Wilson, NC., November 10, 2014 – Wilson Metal Recycling is dealing with major shifts in scrap metal pricing and is releasing comments on where scrap metal prices have been trending and where they may go in the near future.
The global economy has a large effect on the price of metal in the US. Due to a complex set of international economic trends, prices have dropped significantly in recent weeks. While the U.S. economy is growing too slowly to make most people and companies satisfied, it is doing better than many other parts of the world. Based on that, the U.S. currency, the American dollar, is doing better (is stronger and more valuable) than most other currencies in the world. The increased value of the dollar hurts the prices of scrap metal here in the U.S. because metal can be purchased from other countries for less money.
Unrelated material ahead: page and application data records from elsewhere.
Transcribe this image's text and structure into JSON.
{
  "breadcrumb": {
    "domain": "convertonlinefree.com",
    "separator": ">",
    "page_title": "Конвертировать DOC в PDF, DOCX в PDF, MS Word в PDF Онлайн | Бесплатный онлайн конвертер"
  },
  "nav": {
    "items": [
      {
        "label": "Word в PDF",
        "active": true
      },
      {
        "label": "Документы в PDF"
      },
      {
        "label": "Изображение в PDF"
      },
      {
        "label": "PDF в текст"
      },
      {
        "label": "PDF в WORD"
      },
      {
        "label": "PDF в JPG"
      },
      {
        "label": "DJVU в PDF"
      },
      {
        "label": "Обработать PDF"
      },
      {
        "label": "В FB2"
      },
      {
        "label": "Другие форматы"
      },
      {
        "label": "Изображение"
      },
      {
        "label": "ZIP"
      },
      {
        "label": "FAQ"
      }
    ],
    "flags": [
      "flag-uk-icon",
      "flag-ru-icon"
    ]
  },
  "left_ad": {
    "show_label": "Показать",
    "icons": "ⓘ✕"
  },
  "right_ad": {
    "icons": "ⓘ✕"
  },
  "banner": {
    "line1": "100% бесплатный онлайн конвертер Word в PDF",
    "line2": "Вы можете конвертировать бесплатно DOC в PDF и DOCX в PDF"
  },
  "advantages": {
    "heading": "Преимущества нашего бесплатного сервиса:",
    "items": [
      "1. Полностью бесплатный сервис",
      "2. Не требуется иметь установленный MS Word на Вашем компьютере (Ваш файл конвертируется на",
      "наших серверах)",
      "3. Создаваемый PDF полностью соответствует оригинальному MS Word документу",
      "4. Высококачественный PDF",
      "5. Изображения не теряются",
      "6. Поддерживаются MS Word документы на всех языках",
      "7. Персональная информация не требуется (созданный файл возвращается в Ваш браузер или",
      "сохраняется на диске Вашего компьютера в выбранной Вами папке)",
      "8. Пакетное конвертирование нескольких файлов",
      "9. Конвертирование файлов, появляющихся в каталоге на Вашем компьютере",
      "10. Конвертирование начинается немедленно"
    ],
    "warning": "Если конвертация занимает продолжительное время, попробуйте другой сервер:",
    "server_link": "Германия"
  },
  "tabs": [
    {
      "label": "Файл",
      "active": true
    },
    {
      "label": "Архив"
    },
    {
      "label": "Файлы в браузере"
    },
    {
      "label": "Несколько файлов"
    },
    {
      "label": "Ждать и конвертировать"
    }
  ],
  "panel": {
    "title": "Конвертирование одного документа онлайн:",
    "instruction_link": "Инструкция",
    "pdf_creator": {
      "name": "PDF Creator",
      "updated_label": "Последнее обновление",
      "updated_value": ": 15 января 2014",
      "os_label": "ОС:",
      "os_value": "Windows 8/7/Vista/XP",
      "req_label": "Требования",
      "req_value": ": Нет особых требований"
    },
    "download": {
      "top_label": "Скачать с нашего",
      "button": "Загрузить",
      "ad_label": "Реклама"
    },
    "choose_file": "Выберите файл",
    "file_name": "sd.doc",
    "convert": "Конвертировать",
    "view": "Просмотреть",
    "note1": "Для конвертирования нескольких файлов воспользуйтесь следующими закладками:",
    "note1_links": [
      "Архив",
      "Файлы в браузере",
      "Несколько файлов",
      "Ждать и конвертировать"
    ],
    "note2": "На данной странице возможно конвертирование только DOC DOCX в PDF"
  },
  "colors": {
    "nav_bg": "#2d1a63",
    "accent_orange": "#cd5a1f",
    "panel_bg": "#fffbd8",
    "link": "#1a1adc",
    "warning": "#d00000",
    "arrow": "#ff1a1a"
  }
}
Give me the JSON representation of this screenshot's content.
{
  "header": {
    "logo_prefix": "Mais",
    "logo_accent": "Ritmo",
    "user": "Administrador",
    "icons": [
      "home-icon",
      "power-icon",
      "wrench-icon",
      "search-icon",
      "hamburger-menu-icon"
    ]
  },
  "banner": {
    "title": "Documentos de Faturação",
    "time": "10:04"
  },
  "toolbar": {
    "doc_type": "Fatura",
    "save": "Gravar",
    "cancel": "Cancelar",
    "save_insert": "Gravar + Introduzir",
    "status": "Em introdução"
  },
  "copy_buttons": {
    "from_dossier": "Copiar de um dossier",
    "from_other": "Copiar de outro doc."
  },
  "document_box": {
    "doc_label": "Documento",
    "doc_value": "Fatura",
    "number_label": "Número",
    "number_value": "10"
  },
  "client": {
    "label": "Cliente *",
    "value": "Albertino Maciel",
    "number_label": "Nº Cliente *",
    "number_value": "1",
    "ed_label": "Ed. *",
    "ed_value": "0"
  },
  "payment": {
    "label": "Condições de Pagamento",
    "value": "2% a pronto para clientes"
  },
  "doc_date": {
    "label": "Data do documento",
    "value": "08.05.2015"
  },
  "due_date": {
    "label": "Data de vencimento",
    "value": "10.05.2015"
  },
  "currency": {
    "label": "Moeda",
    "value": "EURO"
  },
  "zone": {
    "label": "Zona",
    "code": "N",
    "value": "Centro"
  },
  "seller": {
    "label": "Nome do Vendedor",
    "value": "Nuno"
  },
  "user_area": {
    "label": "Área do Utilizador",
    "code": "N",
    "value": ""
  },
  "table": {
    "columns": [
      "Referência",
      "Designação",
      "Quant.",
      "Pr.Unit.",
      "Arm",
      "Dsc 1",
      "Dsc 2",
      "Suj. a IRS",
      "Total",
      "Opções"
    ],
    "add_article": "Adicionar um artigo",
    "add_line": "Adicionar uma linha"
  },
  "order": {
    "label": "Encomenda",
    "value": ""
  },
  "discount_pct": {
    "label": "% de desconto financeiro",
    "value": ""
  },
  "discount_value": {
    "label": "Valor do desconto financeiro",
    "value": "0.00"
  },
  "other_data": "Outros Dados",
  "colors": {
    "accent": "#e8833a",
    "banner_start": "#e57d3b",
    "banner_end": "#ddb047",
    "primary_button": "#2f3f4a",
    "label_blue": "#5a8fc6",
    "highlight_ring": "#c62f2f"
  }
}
Since the U.S. dollar is stronger than the European currency (the Euro), it is better economically for U.S. steel companies to purchase scrap metal from Europe and ship it to North Carolina, than to pay current prices to scrap yards and Salvage yards here in the U.S. Based on this, we will see scrap steel prices decline yet again this month. It is clear that U.S. manufacturing is doing well and there is currently a high demand for scrap metal, but as long as it is cheaper to buy metal from overseas, the prices for American scrap metal will remain low. In the past, China had a high demand for American scrap metal, but China has now started purchasing from the European metal market and reduced the amount of scrap metal they are purchasing in general. The Chinese scrap slowdown and the increasingly profitable European metal prices have caused an influx of scrap metal around the US, which additionally hurts the prices of scrap metal recycling products (including all types of steel) here in North Carolina. Scrap Metal-steel is now at a 12 month low.
Copper has many of the same global dynamics as steel, but is worse. In April 2011, 3.5 years ago, copper was almost 50% higher in price than it is today. Copper is now near a multi-year low. Again a slowdown in China is part of the reason along with new housing starts in the U.S. are still about half their 2007 high. There has been a shift in recent years from copper to plastic plumbing, which is hurting copper demand and is part of the problem.
We have seen nothing other than an almost catastrophic drop here. Stainless steel both 304 and 316 alloys are down almost 20 percent in recent months. There is less and less demand for scrap stainless steel, which is driving down prices.
If there is good news, it is aluminum. While steel, copper and stainless steel are all down in price, aluminum has maintained a steady value in recent months. Part of the reason for Aluminum's recent stability is a new trend in the global market, which has increased demand for aluminum. Auto companies around the world are looking for ways to increase fuel miles per gallon. A key way to do that is to make vehicles lighter. Starting next month, Ford will be selling its new F-150 Pickup (the #1 selling vehicle in the U.S.), with a 100% aluminum exterior. Many of its structural parts will be aluminum as well. The jetliner industry is also doing very well and uses significant amounts of aluminum, which has helped keep prices steady.
Safety, great service, and fair prices are our main concerns at Wilson Metal Recycling and we will continue to do our best to offer the highest prices possible.
Wilson Metal Recycling is the largest metal recycling company in Wilson, NC- making it a major Wilson Recycling Center. Wilson Metal Recycling also has operations in Raleigh, NC as well as other affiliated scrap metal recycling companies in the North Carolina and Virginia. This southern-focused network of scrap metal recycling facilities strives to bring Retail, Industrial, and Demolition customers the best in scrap metal recycling services. Located at 404 Maury Street S, Wilson, NC, 27893, they provide a complete set of services of recycling for not only metal, but Electronics, Cardboard and common Plastics.